And uptake for cervical cancer screening failed to meet even the minimum threshold of 75%, the report shows.
For the first time, in 2017-18, the Department of Health and Social Care (DHSC) set two performance levels for screening uptake: the minimum (lower) level of performance that programmes are expected to reach, and the standard level at which programmes are likely to be running at their best.
But in 2017-18 none of the screening programmes for abdominal aortic aneurysm, and cancers of the bowel, breast and cervix met their standard coverage target although bowel screening came close at 59.6% against a target of 60%.
All met their minimum coverage thresholds except for the cervical screening programme which achieved coverage of 72% against a standard target of 80% and a lower threshold of 75%.
The NAO’s analysis of the proportion of eligible people screened in 2017-18 across the four programmes also shows that coverage was inconsistent across Clinical Commissioning Groups (CCGs) within England, meaning that not all of the eligible population is being screened, says the NAO.
CCGs in London consistently ranked among those with the lowest coverage for each of the screening programmes.
Performance for the breast and cervical screening programmes also fell short, the NAO notes.
In 2017-18, breast screening performance on the three-year interval between screenings was 92%─the minimum threshold is 90%─ meaning that there had been a gap of more than 36 months between screening invitations for 8% of women screened.
At least 98% of women should receive their results within 14 days of their cervical screening appointment, but this target has not been met since November 2015. In March 2018, just 33% of women were getting their results on time. This had increased to 55% by December 2018.
But in October 2018, there was a backlog of 97,628 samples waiting to be tested, partly because of the shift to primary HPV testing to reduce the number of tests and centres needed, resulting in an exodus of staff.
Responsibility for managing the performance of screening providers falls to local teams, who can encourage providers to improve their performance by applying financial penalties, or as a last resort, by terminating a contract.

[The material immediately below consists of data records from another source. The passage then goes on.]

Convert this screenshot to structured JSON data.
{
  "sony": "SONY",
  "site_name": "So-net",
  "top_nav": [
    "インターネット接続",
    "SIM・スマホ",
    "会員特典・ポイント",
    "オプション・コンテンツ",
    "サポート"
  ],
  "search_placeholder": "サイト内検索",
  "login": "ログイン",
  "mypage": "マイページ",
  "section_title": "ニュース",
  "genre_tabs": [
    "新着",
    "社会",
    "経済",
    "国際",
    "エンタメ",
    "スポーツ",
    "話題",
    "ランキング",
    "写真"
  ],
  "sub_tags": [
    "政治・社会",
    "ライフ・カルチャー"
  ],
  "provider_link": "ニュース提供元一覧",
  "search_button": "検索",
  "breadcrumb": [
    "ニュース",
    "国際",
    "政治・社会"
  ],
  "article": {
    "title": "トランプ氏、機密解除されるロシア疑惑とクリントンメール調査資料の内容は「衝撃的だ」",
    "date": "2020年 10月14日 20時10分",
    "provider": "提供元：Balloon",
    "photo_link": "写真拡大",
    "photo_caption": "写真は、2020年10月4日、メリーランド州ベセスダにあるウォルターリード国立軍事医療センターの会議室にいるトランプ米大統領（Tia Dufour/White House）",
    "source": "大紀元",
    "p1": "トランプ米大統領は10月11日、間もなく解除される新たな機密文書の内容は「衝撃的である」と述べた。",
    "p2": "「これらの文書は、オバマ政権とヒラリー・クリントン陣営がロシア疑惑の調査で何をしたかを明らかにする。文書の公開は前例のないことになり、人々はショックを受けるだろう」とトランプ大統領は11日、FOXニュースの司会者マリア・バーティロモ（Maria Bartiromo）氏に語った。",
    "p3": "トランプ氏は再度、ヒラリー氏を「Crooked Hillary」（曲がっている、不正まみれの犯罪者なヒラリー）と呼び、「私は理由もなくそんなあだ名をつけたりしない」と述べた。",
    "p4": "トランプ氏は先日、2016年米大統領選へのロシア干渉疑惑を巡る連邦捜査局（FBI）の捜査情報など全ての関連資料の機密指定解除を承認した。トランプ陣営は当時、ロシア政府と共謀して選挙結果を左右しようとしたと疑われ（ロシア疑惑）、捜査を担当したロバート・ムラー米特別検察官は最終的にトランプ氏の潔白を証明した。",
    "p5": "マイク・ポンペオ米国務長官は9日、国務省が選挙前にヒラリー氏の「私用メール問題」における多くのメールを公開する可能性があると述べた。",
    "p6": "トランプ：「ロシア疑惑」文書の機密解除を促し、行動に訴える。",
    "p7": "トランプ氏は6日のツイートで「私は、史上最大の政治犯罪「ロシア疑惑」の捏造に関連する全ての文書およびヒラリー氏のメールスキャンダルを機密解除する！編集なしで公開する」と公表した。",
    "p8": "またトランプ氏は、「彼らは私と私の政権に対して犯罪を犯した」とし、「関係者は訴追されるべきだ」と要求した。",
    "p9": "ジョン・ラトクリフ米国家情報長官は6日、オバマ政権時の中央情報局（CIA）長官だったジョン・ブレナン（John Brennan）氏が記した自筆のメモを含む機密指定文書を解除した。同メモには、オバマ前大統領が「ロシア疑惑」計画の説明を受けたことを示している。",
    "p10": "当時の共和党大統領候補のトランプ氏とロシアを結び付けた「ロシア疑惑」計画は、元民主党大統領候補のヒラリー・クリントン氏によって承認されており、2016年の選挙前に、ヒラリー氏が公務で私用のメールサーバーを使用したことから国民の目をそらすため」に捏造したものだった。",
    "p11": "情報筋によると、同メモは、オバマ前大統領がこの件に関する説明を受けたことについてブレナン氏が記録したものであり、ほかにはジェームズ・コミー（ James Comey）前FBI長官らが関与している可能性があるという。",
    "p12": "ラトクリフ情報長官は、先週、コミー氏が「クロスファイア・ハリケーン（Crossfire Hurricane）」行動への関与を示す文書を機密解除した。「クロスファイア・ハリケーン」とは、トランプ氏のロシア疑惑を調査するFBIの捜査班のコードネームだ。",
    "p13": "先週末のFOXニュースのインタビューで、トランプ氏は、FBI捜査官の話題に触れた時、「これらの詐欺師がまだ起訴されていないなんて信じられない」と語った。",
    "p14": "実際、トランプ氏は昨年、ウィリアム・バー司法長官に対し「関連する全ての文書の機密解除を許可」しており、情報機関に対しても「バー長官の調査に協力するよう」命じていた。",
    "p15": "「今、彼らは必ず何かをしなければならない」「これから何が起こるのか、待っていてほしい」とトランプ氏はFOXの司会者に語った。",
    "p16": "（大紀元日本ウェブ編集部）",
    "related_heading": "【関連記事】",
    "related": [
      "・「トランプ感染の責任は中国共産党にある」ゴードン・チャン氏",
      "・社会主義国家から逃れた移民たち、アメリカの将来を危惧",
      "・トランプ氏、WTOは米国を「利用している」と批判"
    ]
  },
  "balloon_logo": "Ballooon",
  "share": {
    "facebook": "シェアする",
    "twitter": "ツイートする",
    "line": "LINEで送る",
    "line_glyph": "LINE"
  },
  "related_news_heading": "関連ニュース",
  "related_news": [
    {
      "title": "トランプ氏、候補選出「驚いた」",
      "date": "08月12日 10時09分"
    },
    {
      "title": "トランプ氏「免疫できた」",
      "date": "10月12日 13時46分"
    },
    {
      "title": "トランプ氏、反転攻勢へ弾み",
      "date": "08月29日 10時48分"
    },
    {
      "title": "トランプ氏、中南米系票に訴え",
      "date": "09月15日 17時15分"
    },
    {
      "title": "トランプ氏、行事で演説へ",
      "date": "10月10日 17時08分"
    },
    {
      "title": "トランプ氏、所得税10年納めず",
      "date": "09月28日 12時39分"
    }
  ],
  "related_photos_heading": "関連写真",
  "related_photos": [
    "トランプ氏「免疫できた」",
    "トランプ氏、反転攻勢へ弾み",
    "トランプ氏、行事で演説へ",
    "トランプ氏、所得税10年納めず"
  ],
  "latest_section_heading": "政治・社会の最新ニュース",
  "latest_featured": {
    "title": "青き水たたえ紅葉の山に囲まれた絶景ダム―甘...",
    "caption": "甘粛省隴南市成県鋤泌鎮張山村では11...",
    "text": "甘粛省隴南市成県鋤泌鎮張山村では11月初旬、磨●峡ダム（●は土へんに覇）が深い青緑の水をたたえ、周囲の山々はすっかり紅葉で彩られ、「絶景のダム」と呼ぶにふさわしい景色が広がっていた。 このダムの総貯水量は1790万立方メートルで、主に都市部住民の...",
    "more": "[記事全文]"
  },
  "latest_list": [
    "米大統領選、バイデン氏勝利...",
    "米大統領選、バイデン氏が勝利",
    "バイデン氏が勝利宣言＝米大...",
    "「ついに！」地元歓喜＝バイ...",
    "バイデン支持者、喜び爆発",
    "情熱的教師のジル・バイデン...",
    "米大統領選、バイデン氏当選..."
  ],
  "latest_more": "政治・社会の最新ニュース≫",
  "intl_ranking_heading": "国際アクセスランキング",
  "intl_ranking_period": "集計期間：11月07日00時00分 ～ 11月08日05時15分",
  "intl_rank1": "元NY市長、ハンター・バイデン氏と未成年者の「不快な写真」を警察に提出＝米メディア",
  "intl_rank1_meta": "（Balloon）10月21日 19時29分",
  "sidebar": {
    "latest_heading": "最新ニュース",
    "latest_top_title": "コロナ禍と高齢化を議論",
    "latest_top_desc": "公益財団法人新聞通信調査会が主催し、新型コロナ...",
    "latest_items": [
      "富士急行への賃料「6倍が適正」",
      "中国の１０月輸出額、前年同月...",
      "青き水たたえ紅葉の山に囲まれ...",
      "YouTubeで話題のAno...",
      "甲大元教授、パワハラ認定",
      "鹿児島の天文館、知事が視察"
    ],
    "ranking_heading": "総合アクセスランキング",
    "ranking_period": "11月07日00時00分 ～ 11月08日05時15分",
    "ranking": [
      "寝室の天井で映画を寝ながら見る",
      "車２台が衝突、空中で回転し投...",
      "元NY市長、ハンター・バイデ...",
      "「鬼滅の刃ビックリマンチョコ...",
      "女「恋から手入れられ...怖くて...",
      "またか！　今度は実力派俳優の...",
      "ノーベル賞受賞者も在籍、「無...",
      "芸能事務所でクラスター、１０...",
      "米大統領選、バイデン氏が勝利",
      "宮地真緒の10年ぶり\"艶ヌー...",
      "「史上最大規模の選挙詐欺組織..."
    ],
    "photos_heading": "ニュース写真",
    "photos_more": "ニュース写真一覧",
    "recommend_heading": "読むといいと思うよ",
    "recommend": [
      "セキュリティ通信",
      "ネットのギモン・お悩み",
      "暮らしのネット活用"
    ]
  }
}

But in practice this is difficult to do because of market conditions. And while Public Health England reviews screening quality it does not have the power to enforce recommended changes, says the NAO.
What’s more, all the screening programmes rely on a complex and ageing IT system, the National Health Application and Infrastructure Services (NHAIS) to identify those eligible for each screening programme. NHS England intended to replace NHAIS in 2017, but this has been delayed, causing additional cost and increasing the risk that screening services cannot reliably identify and invite target populations, says the NAO.
The Independent Breast Screening Review concluded that the IT on the breast screening programme was “dated and unwieldy” and that 5,000 women were not invited to their final breast screening because of errors caused by using two complicated systems, despite the best efforts of staff, it points out.
And between January and June 2018, 43,220 women had not received letters inviting them for a cervical screen, and a further 4,508 women were not sent their results letters. Some 182 needed follow-up treatment. NHS England believes that these women were contacted via a ‘fail safe’ process, but the NAO has not been able to confirm this, it says.
“NHS England told us that omissions on the scale of the breast screening and cervical screening events are unlikely to be identified through the national level performance data that is used to monitor the programmes,” notes the NAO.
*Investigation into the management of health screening. A report prepared by the National Audit Office, February 2019.